• Activity: The answer is a single number: the count of lines in the records below that contain the word "this".

• Extracted material:
☆ ☆ ☆ ☆
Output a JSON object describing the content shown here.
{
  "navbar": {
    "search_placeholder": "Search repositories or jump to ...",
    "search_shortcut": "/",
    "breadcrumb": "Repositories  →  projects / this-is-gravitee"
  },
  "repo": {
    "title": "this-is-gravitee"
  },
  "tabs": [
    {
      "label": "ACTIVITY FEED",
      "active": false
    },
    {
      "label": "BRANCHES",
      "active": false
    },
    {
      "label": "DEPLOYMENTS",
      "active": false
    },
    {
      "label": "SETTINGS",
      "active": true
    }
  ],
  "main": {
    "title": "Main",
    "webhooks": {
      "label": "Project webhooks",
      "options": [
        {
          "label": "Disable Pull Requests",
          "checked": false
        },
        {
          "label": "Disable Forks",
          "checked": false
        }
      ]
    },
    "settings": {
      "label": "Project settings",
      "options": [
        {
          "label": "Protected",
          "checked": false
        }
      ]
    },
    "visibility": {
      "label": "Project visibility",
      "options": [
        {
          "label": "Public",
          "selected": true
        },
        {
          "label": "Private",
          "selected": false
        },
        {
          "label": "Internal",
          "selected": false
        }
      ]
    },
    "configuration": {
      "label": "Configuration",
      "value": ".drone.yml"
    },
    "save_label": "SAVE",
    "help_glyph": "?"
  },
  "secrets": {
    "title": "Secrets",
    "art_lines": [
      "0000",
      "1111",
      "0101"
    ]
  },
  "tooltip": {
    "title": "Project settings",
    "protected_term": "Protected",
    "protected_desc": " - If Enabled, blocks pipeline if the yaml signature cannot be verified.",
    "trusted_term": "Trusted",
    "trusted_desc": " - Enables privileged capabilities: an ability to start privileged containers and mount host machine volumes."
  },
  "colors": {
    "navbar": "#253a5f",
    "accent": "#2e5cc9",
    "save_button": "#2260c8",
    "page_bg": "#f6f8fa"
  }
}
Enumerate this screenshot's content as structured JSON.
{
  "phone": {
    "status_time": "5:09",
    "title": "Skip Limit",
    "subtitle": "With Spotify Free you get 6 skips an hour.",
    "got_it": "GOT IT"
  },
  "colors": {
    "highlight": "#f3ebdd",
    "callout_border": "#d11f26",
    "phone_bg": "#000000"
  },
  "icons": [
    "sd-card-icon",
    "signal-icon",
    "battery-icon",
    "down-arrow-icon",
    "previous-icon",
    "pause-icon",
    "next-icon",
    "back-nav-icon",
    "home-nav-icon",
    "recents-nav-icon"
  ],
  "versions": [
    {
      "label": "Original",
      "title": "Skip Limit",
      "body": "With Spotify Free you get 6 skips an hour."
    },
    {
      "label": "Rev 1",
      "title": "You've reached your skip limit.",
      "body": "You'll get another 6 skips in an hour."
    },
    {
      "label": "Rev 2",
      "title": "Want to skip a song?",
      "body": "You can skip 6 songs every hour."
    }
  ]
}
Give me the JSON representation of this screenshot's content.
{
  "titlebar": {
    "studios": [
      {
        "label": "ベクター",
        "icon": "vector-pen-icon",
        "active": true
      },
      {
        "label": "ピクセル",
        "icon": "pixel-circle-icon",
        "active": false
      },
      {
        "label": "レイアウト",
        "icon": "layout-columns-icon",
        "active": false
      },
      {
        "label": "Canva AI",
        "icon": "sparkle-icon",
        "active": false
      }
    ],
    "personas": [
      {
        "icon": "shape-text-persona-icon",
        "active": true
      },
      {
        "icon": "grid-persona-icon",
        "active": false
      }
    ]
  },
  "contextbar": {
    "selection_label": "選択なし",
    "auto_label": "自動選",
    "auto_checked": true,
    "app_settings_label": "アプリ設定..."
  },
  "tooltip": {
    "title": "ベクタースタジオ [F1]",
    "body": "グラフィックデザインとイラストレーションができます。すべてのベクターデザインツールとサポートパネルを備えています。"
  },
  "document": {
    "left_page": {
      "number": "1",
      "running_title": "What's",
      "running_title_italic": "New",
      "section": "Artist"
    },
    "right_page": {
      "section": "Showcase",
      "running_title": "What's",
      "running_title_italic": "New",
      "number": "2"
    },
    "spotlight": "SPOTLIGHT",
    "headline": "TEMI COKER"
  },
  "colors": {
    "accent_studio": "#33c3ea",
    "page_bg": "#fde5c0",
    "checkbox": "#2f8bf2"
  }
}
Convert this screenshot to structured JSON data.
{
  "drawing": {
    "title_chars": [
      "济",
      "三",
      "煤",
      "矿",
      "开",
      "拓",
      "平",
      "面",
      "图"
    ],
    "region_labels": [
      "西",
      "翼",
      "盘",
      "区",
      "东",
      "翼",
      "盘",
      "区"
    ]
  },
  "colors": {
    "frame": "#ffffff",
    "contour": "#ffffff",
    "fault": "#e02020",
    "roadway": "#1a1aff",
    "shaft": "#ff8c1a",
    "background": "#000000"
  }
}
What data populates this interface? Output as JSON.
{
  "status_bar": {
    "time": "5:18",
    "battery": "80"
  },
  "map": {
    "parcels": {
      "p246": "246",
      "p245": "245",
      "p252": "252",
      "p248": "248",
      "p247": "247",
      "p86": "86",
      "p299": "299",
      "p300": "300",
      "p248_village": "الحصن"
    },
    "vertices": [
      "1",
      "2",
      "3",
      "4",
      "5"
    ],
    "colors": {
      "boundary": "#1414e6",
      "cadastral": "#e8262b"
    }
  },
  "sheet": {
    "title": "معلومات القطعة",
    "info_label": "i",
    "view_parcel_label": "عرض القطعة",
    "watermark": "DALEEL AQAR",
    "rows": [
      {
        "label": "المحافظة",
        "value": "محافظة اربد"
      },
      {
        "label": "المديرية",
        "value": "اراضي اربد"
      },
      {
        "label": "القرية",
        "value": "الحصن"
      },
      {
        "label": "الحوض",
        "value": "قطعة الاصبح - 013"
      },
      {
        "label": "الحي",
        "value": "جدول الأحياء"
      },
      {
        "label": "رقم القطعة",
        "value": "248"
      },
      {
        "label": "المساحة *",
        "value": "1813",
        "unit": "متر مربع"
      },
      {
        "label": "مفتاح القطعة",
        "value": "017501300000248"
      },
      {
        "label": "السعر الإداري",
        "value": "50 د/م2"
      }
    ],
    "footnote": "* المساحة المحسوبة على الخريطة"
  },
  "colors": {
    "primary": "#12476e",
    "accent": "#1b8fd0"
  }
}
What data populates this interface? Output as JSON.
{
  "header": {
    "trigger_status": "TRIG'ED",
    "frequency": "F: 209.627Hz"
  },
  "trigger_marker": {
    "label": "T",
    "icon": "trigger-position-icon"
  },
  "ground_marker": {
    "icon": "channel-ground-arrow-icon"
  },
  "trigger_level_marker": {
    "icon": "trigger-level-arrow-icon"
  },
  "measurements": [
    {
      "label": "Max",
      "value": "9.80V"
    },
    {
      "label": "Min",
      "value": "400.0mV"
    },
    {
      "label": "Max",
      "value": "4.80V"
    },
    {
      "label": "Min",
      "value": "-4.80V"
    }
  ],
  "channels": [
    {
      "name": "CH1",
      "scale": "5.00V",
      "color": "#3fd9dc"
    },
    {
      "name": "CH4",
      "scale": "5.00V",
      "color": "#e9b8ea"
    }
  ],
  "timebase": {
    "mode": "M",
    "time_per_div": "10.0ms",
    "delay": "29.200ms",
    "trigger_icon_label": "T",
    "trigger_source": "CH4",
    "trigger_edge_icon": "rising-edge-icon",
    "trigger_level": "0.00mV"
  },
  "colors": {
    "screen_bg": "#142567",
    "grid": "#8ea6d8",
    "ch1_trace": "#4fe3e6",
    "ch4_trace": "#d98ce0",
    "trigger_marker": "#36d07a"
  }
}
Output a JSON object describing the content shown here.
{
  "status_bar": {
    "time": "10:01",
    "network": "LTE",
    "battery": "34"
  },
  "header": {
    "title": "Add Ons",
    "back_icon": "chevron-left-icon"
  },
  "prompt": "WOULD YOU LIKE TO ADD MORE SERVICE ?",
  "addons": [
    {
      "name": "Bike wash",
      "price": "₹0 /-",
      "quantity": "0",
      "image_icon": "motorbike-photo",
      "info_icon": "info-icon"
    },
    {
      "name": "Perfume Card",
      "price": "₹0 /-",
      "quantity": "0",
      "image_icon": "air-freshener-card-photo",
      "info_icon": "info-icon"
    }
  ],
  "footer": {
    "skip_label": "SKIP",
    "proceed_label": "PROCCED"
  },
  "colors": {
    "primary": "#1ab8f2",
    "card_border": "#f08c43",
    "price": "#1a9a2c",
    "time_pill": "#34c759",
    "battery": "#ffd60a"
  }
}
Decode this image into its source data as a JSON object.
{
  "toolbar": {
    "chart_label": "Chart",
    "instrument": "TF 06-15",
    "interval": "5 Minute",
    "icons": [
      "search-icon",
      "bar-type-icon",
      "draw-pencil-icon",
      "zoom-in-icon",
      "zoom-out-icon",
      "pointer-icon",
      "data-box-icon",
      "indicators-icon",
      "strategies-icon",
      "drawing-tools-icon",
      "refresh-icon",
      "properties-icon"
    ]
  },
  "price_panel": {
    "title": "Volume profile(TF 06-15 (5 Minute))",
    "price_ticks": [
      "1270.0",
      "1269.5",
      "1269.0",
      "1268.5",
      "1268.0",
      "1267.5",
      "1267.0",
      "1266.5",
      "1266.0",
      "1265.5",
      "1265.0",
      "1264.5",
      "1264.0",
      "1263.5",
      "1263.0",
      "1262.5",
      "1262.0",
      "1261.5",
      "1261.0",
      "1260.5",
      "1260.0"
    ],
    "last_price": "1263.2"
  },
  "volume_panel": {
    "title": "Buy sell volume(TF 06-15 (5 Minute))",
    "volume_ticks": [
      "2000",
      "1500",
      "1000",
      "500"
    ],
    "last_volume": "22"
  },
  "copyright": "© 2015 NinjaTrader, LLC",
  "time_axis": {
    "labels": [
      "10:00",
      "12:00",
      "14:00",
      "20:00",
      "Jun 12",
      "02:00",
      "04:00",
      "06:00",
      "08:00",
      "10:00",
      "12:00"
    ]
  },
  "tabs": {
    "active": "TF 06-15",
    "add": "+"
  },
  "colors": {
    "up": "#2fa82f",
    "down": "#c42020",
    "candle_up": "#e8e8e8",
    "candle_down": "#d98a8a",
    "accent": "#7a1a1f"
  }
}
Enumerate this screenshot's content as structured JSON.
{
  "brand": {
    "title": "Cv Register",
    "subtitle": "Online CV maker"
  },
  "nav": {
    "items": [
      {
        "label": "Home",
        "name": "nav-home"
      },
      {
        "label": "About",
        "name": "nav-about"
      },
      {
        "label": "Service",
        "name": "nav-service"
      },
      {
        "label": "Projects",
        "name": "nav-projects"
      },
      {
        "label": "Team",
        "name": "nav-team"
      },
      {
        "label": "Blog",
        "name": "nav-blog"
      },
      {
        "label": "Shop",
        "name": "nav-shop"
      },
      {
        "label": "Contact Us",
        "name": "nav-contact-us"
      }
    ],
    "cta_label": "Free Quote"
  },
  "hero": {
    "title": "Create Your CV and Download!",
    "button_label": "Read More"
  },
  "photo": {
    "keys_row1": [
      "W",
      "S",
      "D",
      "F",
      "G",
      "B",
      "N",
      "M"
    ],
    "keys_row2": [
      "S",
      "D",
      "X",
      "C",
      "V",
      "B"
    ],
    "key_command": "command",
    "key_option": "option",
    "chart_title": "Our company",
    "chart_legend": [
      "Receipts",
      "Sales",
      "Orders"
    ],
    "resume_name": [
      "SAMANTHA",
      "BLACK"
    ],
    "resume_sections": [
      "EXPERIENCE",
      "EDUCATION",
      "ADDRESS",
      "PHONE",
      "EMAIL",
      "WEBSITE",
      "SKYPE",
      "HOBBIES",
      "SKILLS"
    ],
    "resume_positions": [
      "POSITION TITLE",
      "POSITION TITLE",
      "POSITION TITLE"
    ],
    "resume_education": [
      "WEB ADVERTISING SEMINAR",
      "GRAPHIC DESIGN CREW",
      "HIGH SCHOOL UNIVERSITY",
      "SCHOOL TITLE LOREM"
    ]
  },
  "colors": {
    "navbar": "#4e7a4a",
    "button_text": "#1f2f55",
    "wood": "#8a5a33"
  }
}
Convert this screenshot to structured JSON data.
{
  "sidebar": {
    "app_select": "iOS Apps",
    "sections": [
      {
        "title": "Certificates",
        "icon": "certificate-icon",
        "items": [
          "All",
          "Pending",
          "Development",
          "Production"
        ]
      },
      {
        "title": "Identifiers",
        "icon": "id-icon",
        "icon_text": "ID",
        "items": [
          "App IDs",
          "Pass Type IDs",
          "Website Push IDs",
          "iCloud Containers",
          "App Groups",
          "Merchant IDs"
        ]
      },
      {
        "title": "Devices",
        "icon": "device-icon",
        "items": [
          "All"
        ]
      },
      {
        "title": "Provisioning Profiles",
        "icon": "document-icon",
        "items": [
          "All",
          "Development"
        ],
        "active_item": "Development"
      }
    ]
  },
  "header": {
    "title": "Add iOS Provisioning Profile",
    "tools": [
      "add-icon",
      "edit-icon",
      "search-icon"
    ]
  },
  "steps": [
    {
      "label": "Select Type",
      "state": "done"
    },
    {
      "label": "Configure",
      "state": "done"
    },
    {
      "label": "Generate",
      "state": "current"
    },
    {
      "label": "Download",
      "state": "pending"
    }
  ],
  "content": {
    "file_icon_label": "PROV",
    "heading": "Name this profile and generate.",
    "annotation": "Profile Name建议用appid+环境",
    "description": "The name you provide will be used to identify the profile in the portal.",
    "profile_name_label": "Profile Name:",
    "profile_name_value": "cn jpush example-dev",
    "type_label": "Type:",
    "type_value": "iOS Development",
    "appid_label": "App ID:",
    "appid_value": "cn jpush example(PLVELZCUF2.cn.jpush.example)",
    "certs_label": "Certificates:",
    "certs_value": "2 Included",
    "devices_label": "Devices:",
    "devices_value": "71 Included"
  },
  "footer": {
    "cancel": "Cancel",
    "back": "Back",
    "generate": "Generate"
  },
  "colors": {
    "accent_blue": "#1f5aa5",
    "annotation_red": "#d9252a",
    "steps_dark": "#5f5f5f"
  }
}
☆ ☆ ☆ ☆
• Response below: 11